AMD P-State Driver To Premiere In Linux 5.17 With Aim To Deliver Better Power Efficiency
Written by Michael Larabel in AMD on 5 January 2022 at 06:10 AM EST. 10 Comments
AMD --
The AMD P-State driver that has been available in patch form since September and stems from AMD's collaborations with Valve around the Steam Deck will be introduced to mainline with the upcoming Linux 5.17 kernel.

After going through several rounds of patch review the past number of months, the AMD P-State driver as an alternative to the common ACPI CPUFreq driver is going mainline. This AMD P-State driver relies on ACPI CPPC (Collaborative Processor Performance Controls) for making finer CPU frequency scaling / performance state decisions than what is afforded by ACPI CPUFreq. But because of the dependence on ACPI CPPC information, it only supports Zen 2 processors and newer. Additionally, CPPC functionality must be enabled by the system firmware/BIOS as well otherwise you will continue needing to use CPUFreq.


AMD-pstate is very promising for helping to boost the power efficiency of particularly AMD Ryzen desktop and mobile processors. Valve has been working with AMD on this driver in part to help the forthcoming AMD-powered Steam Deck handheld gaming console.


From late November you can see some of my recent AMD P-State Linux power/performance testing while when Linux 5.17 settles down in the weeks ahead I'll be running some fresh benchmarks on multiple systems.

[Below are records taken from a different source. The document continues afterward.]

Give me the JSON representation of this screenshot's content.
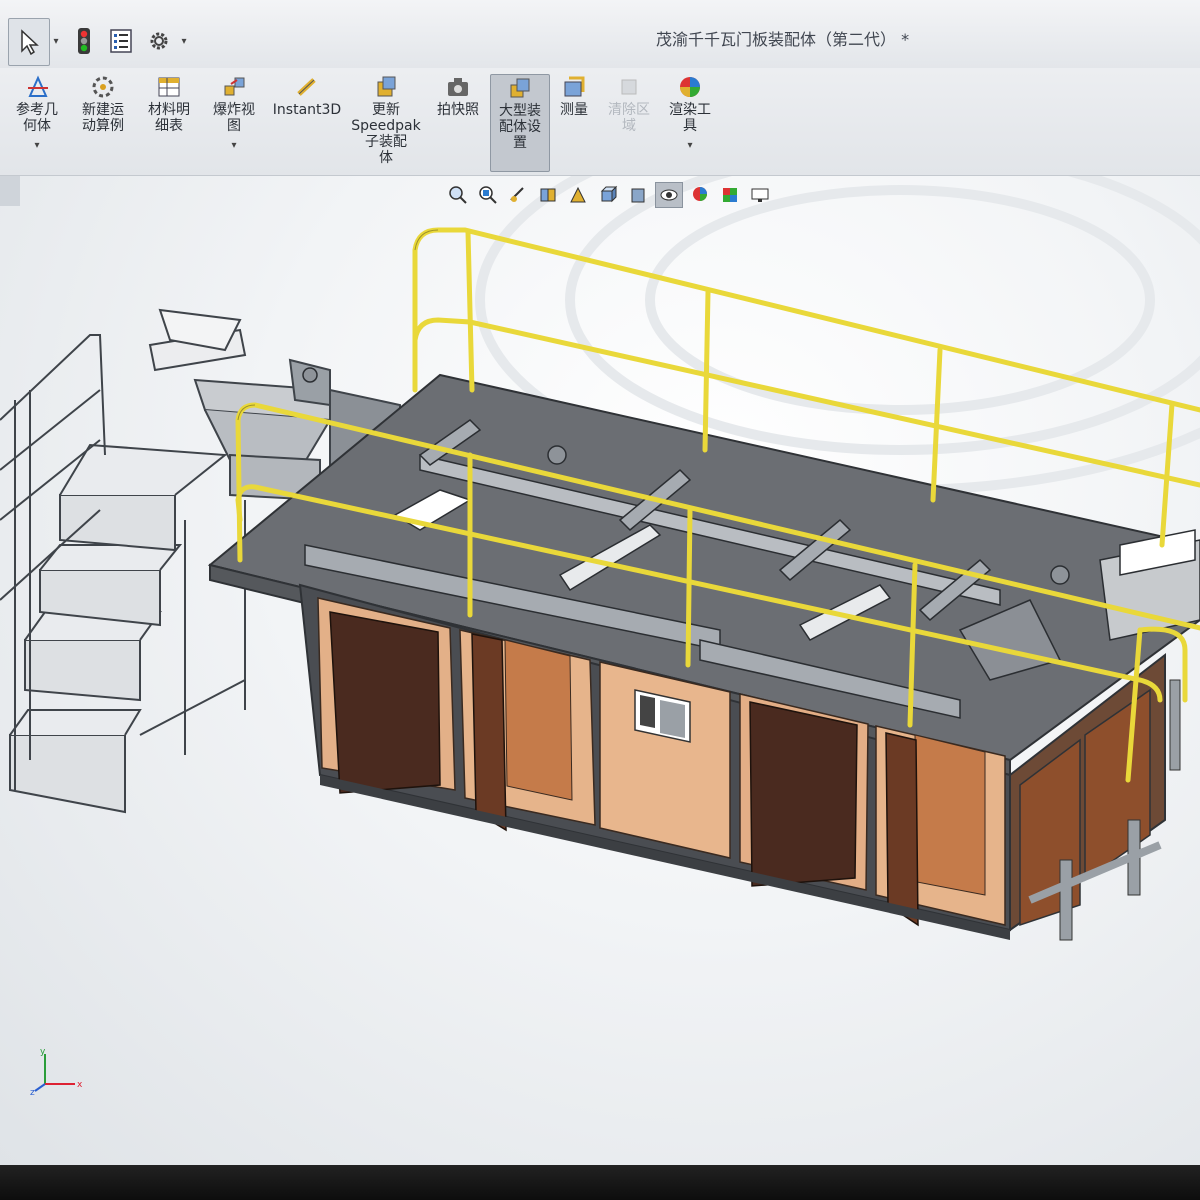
{
  "window": {
    "title": "茂渝千千瓦门板装配体（第二代） *"
  },
  "quick_access": {
    "icons": [
      "select-arrow-icon",
      "traffic-light-icon",
      "list-icon",
      "gear-icon"
    ]
  },
  "ribbon": {
    "items": [
      {
        "label": "参考几\n何体",
        "icon": "reference-geometry-icon"
      },
      {
        "label": "新建运\n动算例",
        "icon": "motion-study-icon"
      },
      {
        "label": "材料明\n细表",
        "icon": "bom-icon"
      },
      {
        "label": "爆炸视\n图",
        "icon": "exploded-view-icon"
      },
      {
        "label": "Instant3D",
        "icon": "instant3d-icon"
      },
      {
        "label": "更新\nSpeedpak\n子装配\n体",
        "icon": "speedpak-icon"
      },
      {
        "label": "拍快照",
        "icon": "camera-icon"
      },
      {
        "label": "大型装\n配体设\n置",
        "icon": "large-assembly-icon"
      },
      {
        "label": "测量",
        "icon": "measure-icon"
      },
      {
        "label": "清除区\n域",
        "icon": "clear-area-icon"
      },
      {
        "label": "渲染工\n具",
        "icon": "render-tools-icon"
      }
    ]
  },
  "heads_up_view": {
    "icons": [
      "zoom-to-fit-icon",
      "zoom-area-icon",
      "previous-view-icon",
      "section-view-icon",
      "dynamic-annotation-icon",
      "view-orientation-icon",
      "display-style-icon",
      "hide-show-icon",
      "edit-appearance-icon",
      "apply-scene-icon",
      "view-settings-icon"
    ]
  },
  "triad": {
    "x": "x",
    "y": "y",
    "z": "z"
  },
  "colors": {
    "railing": "#e9d83a",
    "platform": "#6a6d72",
    "panel": "#e8b48a",
    "door": "#4a2a1f",
    "frame": "#9aa0a6"
  }
}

As of yesterday the driver was pulled into the Linux power management subsystem's "linux-next" branch. With PM maintainer Rafael Wysocki now having pulled it into subsystem's "-next" branch, it will be submitted to mainline next week once the Linux 5.17 merge window is opened followed this weekend's release of Linux 5.16 stable. Linux 5.17 stable in turn should be out around the end of March but sadly will likely be too late for finding it in Ubuntu 22.04 LTS.
Related News
About The Author
Author picture

Michael Larabel is the principal author of Phoronix.com and founded the site in 2004 with a focus on enriching the Linux hardware experience. Michael has written more than 20,000 articles covering the state of Linux hardware support, Linux performance, graphics drivers, and other topics. Michael is also the lead developer of the Phoronix Test Suite, Phoromatic, and OpenBenchmarking.org automated benchmarking software. He can be followed via Twitter or contacted via MichaelLarabel.com.

Popular News This Week